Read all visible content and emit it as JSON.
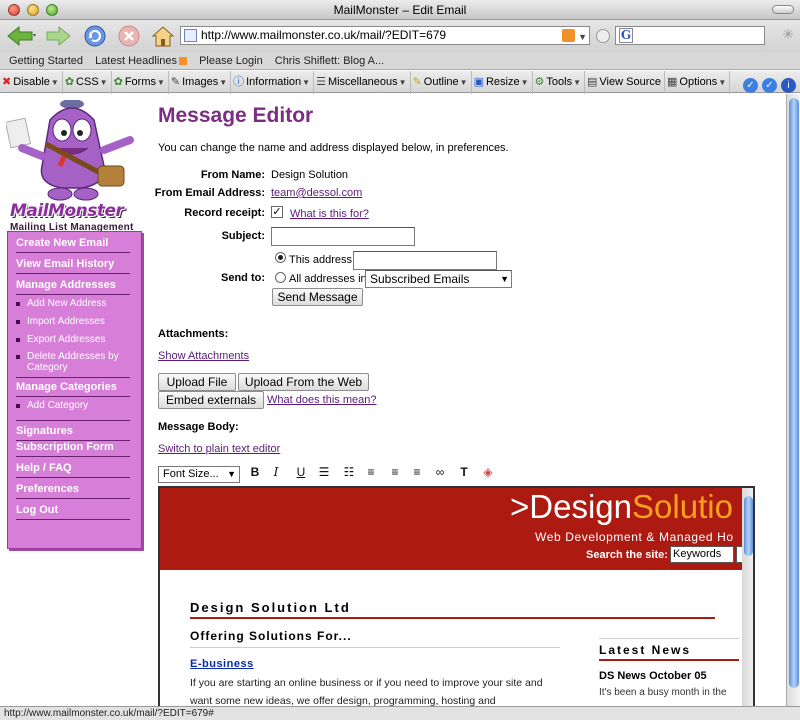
{
  "window": {
    "title": "MailMonster – Edit Email"
  },
  "browser": {
    "url": "http://www.mailmonster.co.uk/mail/?EDIT=679",
    "status": "http://www.mailmonster.co.uk/mail/?EDIT=679#",
    "search_engine_letter": "G",
    "bookmarks": [
      "Getting Started",
      "Latest Headlines",
      "Please Login",
      "Chris Shiflett: Blog A..."
    ],
    "devtools": [
      "Disable",
      "CSS",
      "Forms",
      "Images",
      "Information",
      "Miscellaneous",
      "Outline",
      "Resize",
      "Tools",
      "View Source",
      "Options"
    ]
  },
  "logo": {
    "wordmark": "MailMonster",
    "tagline": "Mailing List Management"
  },
  "sidebar": {
    "items": [
      {
        "label": "Create New Email"
      },
      {
        "label": "View Email History"
      },
      {
        "label": "Manage Addresses"
      },
      {
        "label": "Add New Address"
      },
      {
        "label": "Import Addresses"
      },
      {
        "label": "Export Addresses"
      },
      {
        "label": "Delete Addresses by Category"
      },
      {
        "label": "Manage Categories"
      },
      {
        "label": "Add Category"
      },
      {
        "label": "Signatures"
      },
      {
        "label": "Subscription Form"
      },
      {
        "label": "Help / FAQ"
      },
      {
        "label": "Preferences"
      },
      {
        "label": "Log Out"
      }
    ]
  },
  "main": {
    "title": "Message Editor",
    "intro": "You can change the name and address displayed below, in preferences.",
    "from_name_label": "From Name:",
    "from_name": "Design Solution",
    "from_email_label": "From Email Address:",
    "from_email": "team@dessol.com",
    "receipt_label": "Record receipt:",
    "receipt_checked": true,
    "receipt_help": "What is this for?",
    "subject_label": "Subject:",
    "subject_value": "",
    "send_to_label": "Send to:",
    "this_address_label": "This address:",
    "all_addresses_label": "All addresses in",
    "category_selected": "Subscribed Emails",
    "send_button": "Send Message",
    "attachments_label": "Attachments:",
    "show_attachments": "Show Attachments",
    "upload_file": "Upload File",
    "upload_web": "Upload From the Web",
    "embed_externals": "Embed externals",
    "embed_help": "What does this mean?",
    "body_label": "Message Body:",
    "switch_editor": "Switch to plain text editor",
    "font_size": "Font Size..."
  },
  "email_preview": {
    "logo_prefix": ">",
    "logo_white": "Design",
    "logo_orange": "Solutio",
    "tagline": "Web Development & Managed Ho",
    "search_label": "Search the site:",
    "search_value": "Keywords",
    "company": "Design Solution Ltd",
    "offering": "Offering Solutions For...",
    "ebusiness": "E-business",
    "paragraph": "If you are starting an online business or if you need to improve your site and want some new ideas, we offer design, programming, hosting and",
    "news_heading": "Latest News",
    "news_title": "DS News October 05",
    "news_body": "It's been a busy month in the"
  }
}
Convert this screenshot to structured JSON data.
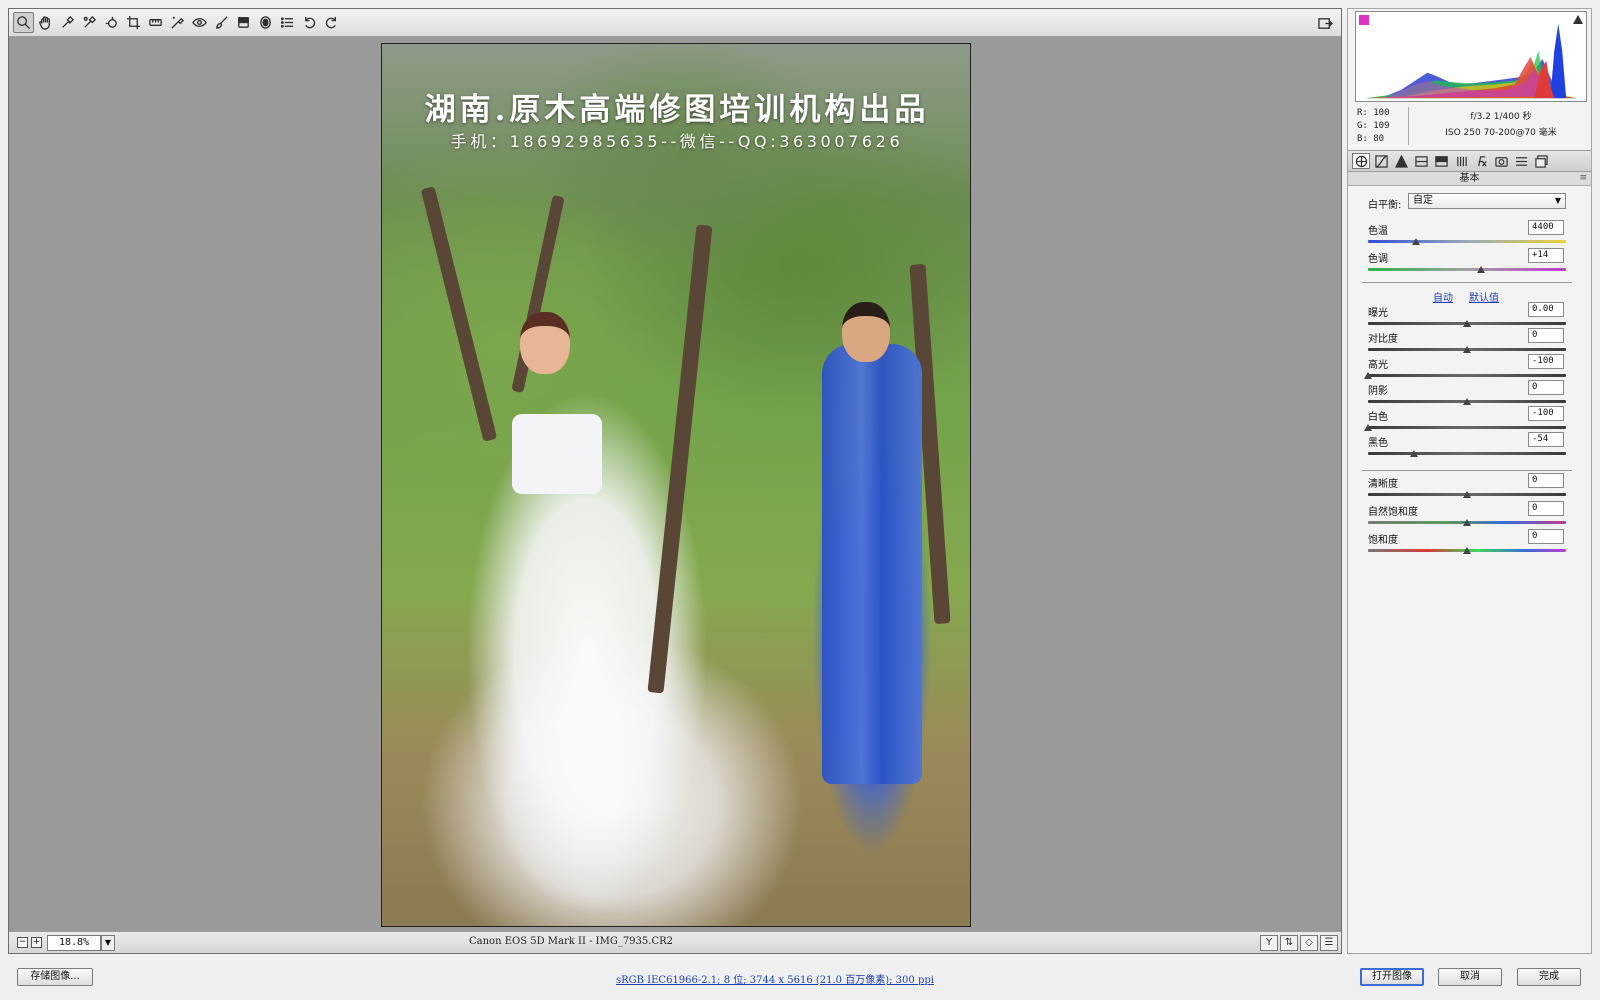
{
  "toolbar": {
    "tools": [
      "zoom-tool",
      "hand-tool",
      "white-balance-tool",
      "color-sampler-tool",
      "targeted-adjustment-tool",
      "crop-tool",
      "straighten-tool",
      "spot-removal-tool",
      "red-eye-tool",
      "adjustment-brush-tool",
      "graduated-filter-tool",
      "radial-filter-tool",
      "preferences-tool",
      "rotate-ccw-tool",
      "rotate-cw-tool"
    ]
  },
  "photo": {
    "watermark_title": "湖南.原木高端修图培训机构出品",
    "watermark_sub": "手机：18692985635--微信--QQ:363007626"
  },
  "status": {
    "zoom": "18.8%",
    "file_info": "Canon EOS 5D Mark II -  IMG_7935.CR2"
  },
  "histogram": {
    "r_label": "R:",
    "r": "100",
    "g_label": "G:",
    "g": "109",
    "b_label": "B:",
    "b": "80",
    "aperture_shutter": "f/3.2  1/400 秒",
    "iso_lens": "ISO 250  70-200@70 毫米"
  },
  "panel": {
    "title": "基本",
    "wb_label": "白平衡:",
    "wb_value": "自定",
    "auto_link": "自动",
    "default_link": "默认值",
    "sliders": [
      {
        "label": "色温",
        "value": "4400",
        "pos": 0.24
      },
      {
        "label": "色调",
        "value": "+14",
        "pos": 0.57
      },
      {
        "label": "曝光",
        "value": "0.00",
        "pos": 0.5
      },
      {
        "label": "对比度",
        "value": "0",
        "pos": 0.5
      },
      {
        "label": "高光",
        "value": "-100",
        "pos": 0.0
      },
      {
        "label": "阴影",
        "value": "0",
        "pos": 0.5
      },
      {
        "label": "白色",
        "value": "-100",
        "pos": 0.0
      },
      {
        "label": "黑色",
        "value": "-54",
        "pos": 0.23
      },
      {
        "label": "清晰度",
        "value": "0",
        "pos": 0.5
      },
      {
        "label": "自然饱和度",
        "value": "0",
        "pos": 0.5
      },
      {
        "label": "饱和度",
        "value": "0",
        "pos": 0.5
      }
    ]
  },
  "bottom": {
    "save_label": "存储图像...",
    "workflow": "sRGB IEC61966-2.1; 8 位; 3744 x 5616 (21.0 百万像素); 300 ppi",
    "open_label": "打开图像",
    "cancel_label": "取消",
    "done_label": "完成"
  },
  "colors": {
    "accent": "#3a6ed6",
    "link": "#1c3fb5",
    "workspace_bg": "#9a9a9a"
  }
}
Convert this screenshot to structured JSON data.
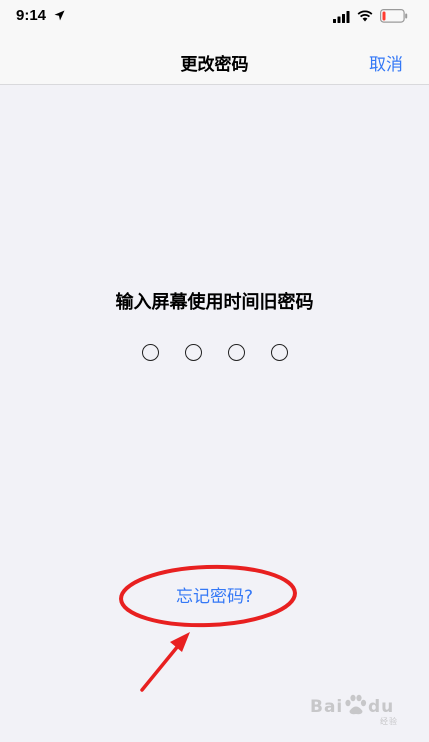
{
  "status_bar": {
    "time": "9:14",
    "location_icon": "location-arrow",
    "signal_icon": "cellular-signal",
    "wifi_icon": "wifi",
    "battery_icon": "battery-low",
    "battery_color": "#ff3b30"
  },
  "nav": {
    "title": "更改密码",
    "cancel_label": "取消"
  },
  "passcode": {
    "prompt": "输入屏幕使用时间旧密码",
    "digit_count": 4,
    "entered_count": 0
  },
  "forgot_label": "忘记密码?",
  "annotation": {
    "color": "#e82020",
    "shapes": [
      "ellipse-highlight",
      "arrow"
    ]
  },
  "watermark": {
    "text": "Baidu",
    "bai": "Bai",
    "du": "du",
    "sub": "经验"
  },
  "colors": {
    "accent": "#3478f6",
    "background": "#f2f2f7"
  }
}
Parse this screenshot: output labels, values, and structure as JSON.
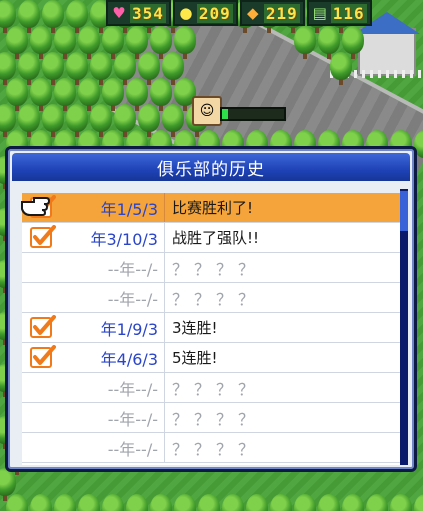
{
  "resources": [
    {
      "icon": "heart-icon",
      "glyph": "♥",
      "value": "354"
    },
    {
      "icon": "lightbulb-icon",
      "glyph": "●",
      "value": "209"
    },
    {
      "icon": "muscle-icon",
      "glyph": "◆",
      "value": "219"
    },
    {
      "icon": "field-icon",
      "glyph": "▤",
      "value": "116"
    }
  ],
  "dialog": {
    "title": "俱乐部的历史",
    "rows": [
      {
        "checked": true,
        "date": "年1/5/3",
        "description": "比赛胜利了!",
        "selected": true,
        "unknown": false
      },
      {
        "checked": true,
        "date": "年3/10/3",
        "description": "战胜了强队!!",
        "selected": false,
        "unknown": false
      },
      {
        "checked": false,
        "date": "--年--/-",
        "description": "？？？？",
        "selected": false,
        "unknown": true
      },
      {
        "checked": false,
        "date": "--年--/-",
        "description": "？？？？",
        "selected": false,
        "unknown": true
      },
      {
        "checked": true,
        "date": "年1/9/3",
        "description": "3连胜!",
        "selected": false,
        "unknown": false
      },
      {
        "checked": true,
        "date": "年4/6/3",
        "description": "5连胜!",
        "selected": false,
        "unknown": false
      },
      {
        "checked": false,
        "date": "--年--/-",
        "description": "？？？？",
        "selected": false,
        "unknown": true
      },
      {
        "checked": false,
        "date": "--年--/-",
        "description": "？？？？",
        "selected": false,
        "unknown": true
      },
      {
        "checked": false,
        "date": "--年--/-",
        "description": "？？？？",
        "selected": false,
        "unknown": true
      }
    ]
  },
  "avatar": {
    "progress": 0.1
  },
  "colors": {
    "selected_row": "#f4a43a",
    "header_blue": "#1f43b8",
    "date_blue": "#2a45c7",
    "check_orange": "#f07a1a"
  }
}
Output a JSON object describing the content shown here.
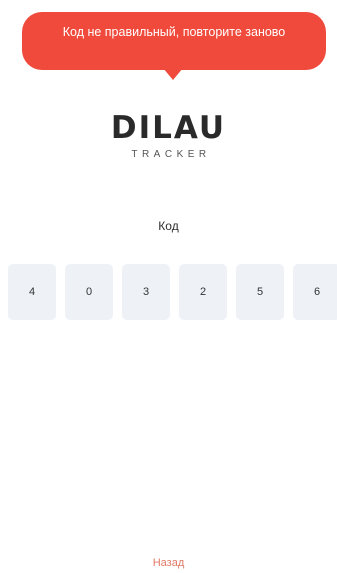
{
  "toast": {
    "message": "Код не правильный, повторите заново",
    "bg_color": "#ef4a3c"
  },
  "logo": {
    "main": "DILAU",
    "sub": "TRACKER"
  },
  "code": {
    "label": "Код",
    "digits": [
      "4",
      "0",
      "3",
      "2",
      "5",
      "6"
    ],
    "cell_color": "#eef2f7"
  },
  "footer": {
    "back_label": "Назад",
    "link_color": "#e07a66"
  }
}
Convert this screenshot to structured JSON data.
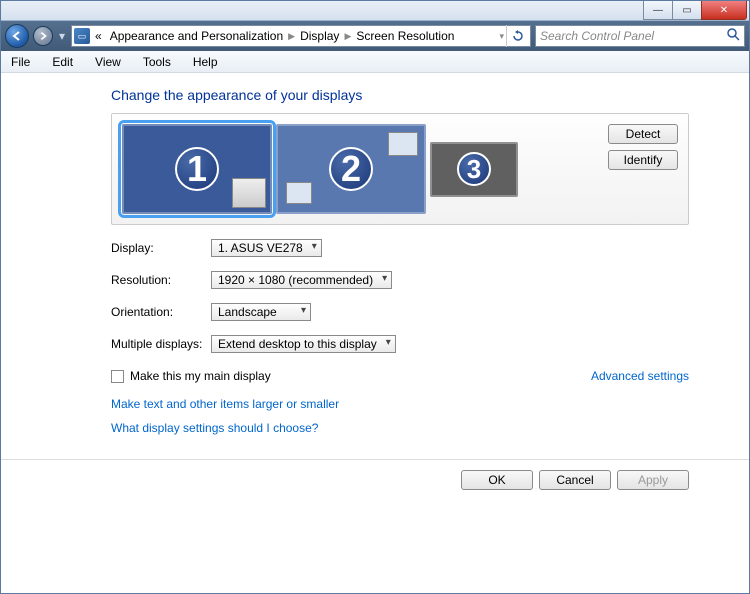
{
  "window_controls": {
    "minimize": "—",
    "maximize": "▭",
    "close": "✕"
  },
  "nav": {
    "crumbs_prefix": "«",
    "crumb1": "Appearance and Personalization",
    "crumb2": "Display",
    "crumb3": "Screen Resolution",
    "search_placeholder": "Search Control Panel"
  },
  "menus": {
    "file": "File",
    "edit": "Edit",
    "view": "View",
    "tools": "Tools",
    "help": "Help"
  },
  "heading": "Change the appearance of your displays",
  "monitors": {
    "m1": "1",
    "m2": "2",
    "m3": "3"
  },
  "side_buttons": {
    "detect": "Detect",
    "identify": "Identify"
  },
  "labels": {
    "display": "Display:",
    "resolution": "Resolution:",
    "orientation": "Orientation:",
    "multiple": "Multiple displays:"
  },
  "values": {
    "display": "1. ASUS VE278",
    "resolution": "1920 × 1080 (recommended)",
    "orientation": "Landscape",
    "multiple": "Extend desktop to this display"
  },
  "checkbox_label": "Make this my main display",
  "advanced_link": "Advanced settings",
  "link_larger": "Make text and other items larger or smaller",
  "link_which": "What display settings should I choose?",
  "buttons": {
    "ok": "OK",
    "cancel": "Cancel",
    "apply": "Apply"
  }
}
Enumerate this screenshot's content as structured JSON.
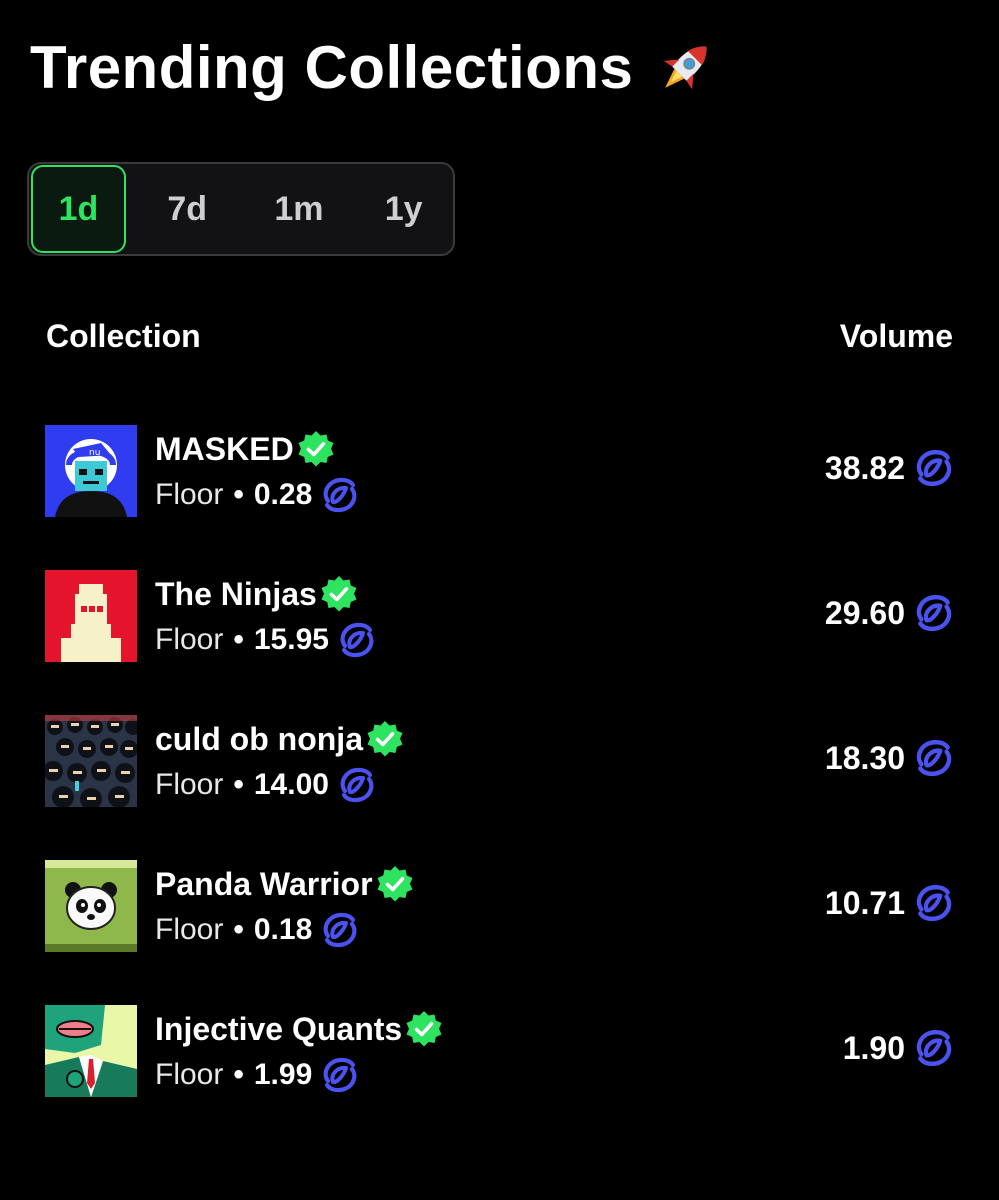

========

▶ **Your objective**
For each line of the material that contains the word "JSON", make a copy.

▶ **Solution to the problem**
Read all visible content and emit it as JSON.
Convert this screenshot to structured JSON data.
Convert this screenshot to structured JSON data.
Parse this screenshot: output labels, values, and structure as JSON.
Output a JSON object describing the content shown here.
Convert this screenshot to structured JSON data.
Enumerate this screenshot's content as structured JSON.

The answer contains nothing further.